06-08-2008, 11:01 PM
Hi guys,
this is just a basic electronics query, is it possible to operate regular, off the shelf LEDs from an AC power source, and if so, how?

Googling this topic finds plenty of people operating LEDs from 110v AC or 240v AC directly via a few components, but nothing in regards to low voltages.

For example, I have 7VAC and 10VAC handy, and a system that is currently all incandescent bulbs. Obviously this won't be changing at once, so SSR's to operate these will be AC, since they are a) cheaper, and b) the system is already up and running in AC.

however, I do plan to change these to LEDs at some point in the future, and would like to know, is it at all possible to operate regular LEDs from this same AC with only a few simple/cheap components added, or would I have to change both, the power source & SSRs?

Thanks in advance!

VIDGuide
06-08-2008, 11:39 PM
Ok, doing some follow up research, I may have answered my own question, but if an expert here could confirm it would be great! :)

From reading, along with the appropriate resistor, I would also need to fit a 1N4001 or similar AFTER the LED, to prevent the reverse wave exceeding the LED's reverse limit, is this correct? Otherwise, the LED will light fine, and the ripple at 50hz would be un-noticeable in a fixed position LED, correct?

Thanks for your help guys! :)

maffeirw
06-09-2008, 02:13 AM
Ok, doing some follow up research, I may have answered my own question, but if an expert here could confirm it would be great! :)

From reading, along with the appropriate resistor, I would also need to fit a 1N4001 or similar AFTER the LED, to prevent the reverse wave exceeding the LED's reverse limit, is this correct? Otherwise, the LED will light fine, and the ripple at 50hz would be un-noticeable in a fixed position LED, correct?

Thanks for your help guys! :)


I’m far from an expert but I’ve been running a couple of LED’s in the middle of my 12v AC landscape lighting system for a couple of weeks now without trouble. I calculated the resistance needed to provide the appropriate forward voltage & current to the LED using one of the LED calculators I found in Reference Depot forum. I am assuming that none of the LED’s will have a lower reverse voltage that forward voltage (at least I haven’t seen any LED specs which showed that as yet). So the resistor should take care of maintaining the voltage below critical levels without the need for an additional diode. I have run both multiple LED’s in series with a single resistor 3 (30ma 3.4v) as well as a single higher powered LED (100ma warm white) and matching resistor with the 12v AC supply without any problems even while other incandescent bulbs burn on the same circuit. See attached pictures. LED on left in the first picture.
I’ve also put together a tester using the another 12v AC supply for testing the Ren16 I am building (16 single LED’s with corresponding resistors) which also is working fine.

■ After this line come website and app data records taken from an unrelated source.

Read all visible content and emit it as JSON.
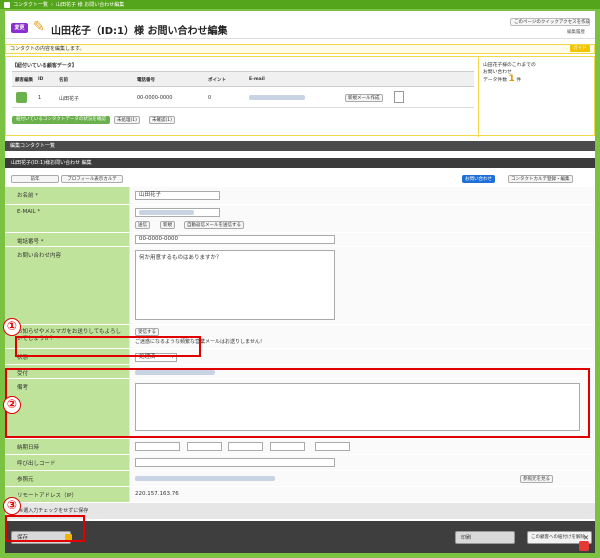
{
  "breadcrumb": [
    "コンタクト一覧",
    "山田花子 様 お問い合わせ編集"
  ],
  "header": {
    "badge": "変更",
    "title": "山田花子（ID:1）様 お問い合わせ編集",
    "quick_access": "このページのクイックアクセスを作成",
    "edit_history": "編集履歴"
  },
  "description": "コンタクトの内容を編集します。",
  "guide_label": "ガイド",
  "linked": {
    "title": "【紐付いている顧客データ】",
    "columns": [
      "顧客編集",
      "ID",
      "名前",
      "電話番号",
      "ポイント",
      "E-mail"
    ],
    "row": {
      "id": "1",
      "name": "山田花子",
      "phone": "00-0000-0000",
      "point": "0"
    },
    "new_mail_button": "新規メール作成",
    "contact_button": "紐付いているコンタクトデータの状況を確認",
    "pending_label": "未処理(1)",
    "unconfirmed_label": "未確認(1)"
  },
  "customer_info": {
    "line1": "山田花子様のこれまでの",
    "line2": "お問い合わせ",
    "count_label": "データ件数",
    "count": "1",
    "unit": "件"
  },
  "list_bar": "編集コンタクト一覧",
  "edit_bar": "山田花子(ID:1)様お問い合わせ 編集",
  "buttons": {
    "prev": "前年",
    "profile": "プロフィール表示カルテ",
    "inquiry": "お問い合わせ",
    "contact_template": "コンタクトカルテ登録・編集"
  },
  "form": {
    "name_label": "お名前",
    "name_value": "山田花子",
    "email_label": "E-MAIL",
    "send_btn": "送信",
    "new_btn": "新規",
    "auto_reply_btn": "自動返信メールを送信する",
    "phone_label": "電話番号",
    "phone_value": "00-0000-0000",
    "inquiry_label": "お問い合わせ内容",
    "inquiry_value": "何か用意するものはありますか？",
    "newsletter_label": "お知らせやメルマガをお送りしてもよろしいでしょうか？",
    "newsletter_value": "受信する",
    "newsletter_note": "ご迷惑になるような頻繁な営業メールはお送りしません！",
    "status_label": "状態",
    "status_value": "処理済",
    "receipt_label": "受付",
    "memo_label": "備考",
    "deadline_label": "納期日時",
    "call_code_label": "呼び出しコード",
    "ref_label": "参照元",
    "ref_button": "参照元を見る",
    "remote_label": "リモートアドレス（IP）",
    "remote_value": "220.157.163.76",
    "footnote": "※選入力チェックをせずに保存"
  },
  "bottom": {
    "save": "保存",
    "print": "印刷",
    "release": "この顧客への紐付けを解除"
  },
  "callouts": [
    "①",
    "②",
    "③"
  ],
  "colors": {
    "accent": "#7cc242",
    "highlight": "#e00000",
    "label_bg": "#bfe39a"
  }
}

For info on the tester see:
http://www.doityourselfchristmas.com/forums/showthread.php?p=30954#post30954

Hope this helps :)

ppohlman
06-09-2008, 10:08 AM
VIDGuide-
I too am not an expert but I've been dabbling around with building a 4x color LED AC light (120VAC) that can be controlled by Vixen. One thing I'm doing is installing all LEDs in pairs. With LEDs installed in an opposing fashion, you wouldn't need to extra diode. This would also help to "remove" the semi-visible 50/60Hz flicker if the LEDs are right next to each other.

I've already built the LED portion of the light and have tested it on a test setup and it works great. I'm just trying to figure out how to make a nice overall package that I'm going to screw it into my lamp post.

maffeirw
06-09-2008, 11:26 AM
VIDGuide-
I too am not an expert but I've been dabbling around with building a 4x color LED AC light (120VAC) that can be controlled by Vixen. One thing I'm doing is installing all LEDs in pairs. With LEDs installed in an opposing fashion, you wouldn't need to extra diode. This would also help to "remove" the semi-visible 50/60Hz flicker if the LEDs are right next to each other.

I've already built the LED portion of the light and have tested it on a test setup and it works great. I'm just trying to figure out how to make a nice overall package that I'm going to screw it into my lamp post.

That's a great idea, if you don't mind I'll use it on my deck lights. I was going to add a second LED anyway, now I can just put them in parallel using the same resistor. Brighter and less flicker great combination. Thanks :D

ppohlman
06-09-2008, 11:32 AM
Not a problem. I'm glad I could help.

It wasn't my idea, though. I just got different ideas from the web and put them together for my project.

omzig
06-09-2008, 11:47 AM
I don't see what the big deal is with using a few standard rectifiers when you can get 1N4001-1N4004's from Mouser for 3¢ or less. Even if you use 4 of them for full-wave, you're still only talking 12¢! I bought 100 1N4004's from Mouser for $2.50.

I used some surplus white LED's for night lighting on my pool deck. I just used 4 1N4004's in bridge fashion for full-wave rectification. I heat shrunk them and put them in the landscape transformer enclosure that I'm using.

dmcole
06-09-2008, 11:48 AM
FWIW, here's my little primer on using LEDs in a garden-lighting environment (i.e.: 12v AC):

http://www.45mm.com/lighting/leds.html

\dmc

VIDGuide
06-10-2008, 01:36 AM
Thanks for the info guys, you have all been extremely helpful. The idea of doubling them in reverse is perfect, and even if I have to put a proper diode in there, its not expensive, thats great! Thanks again guys!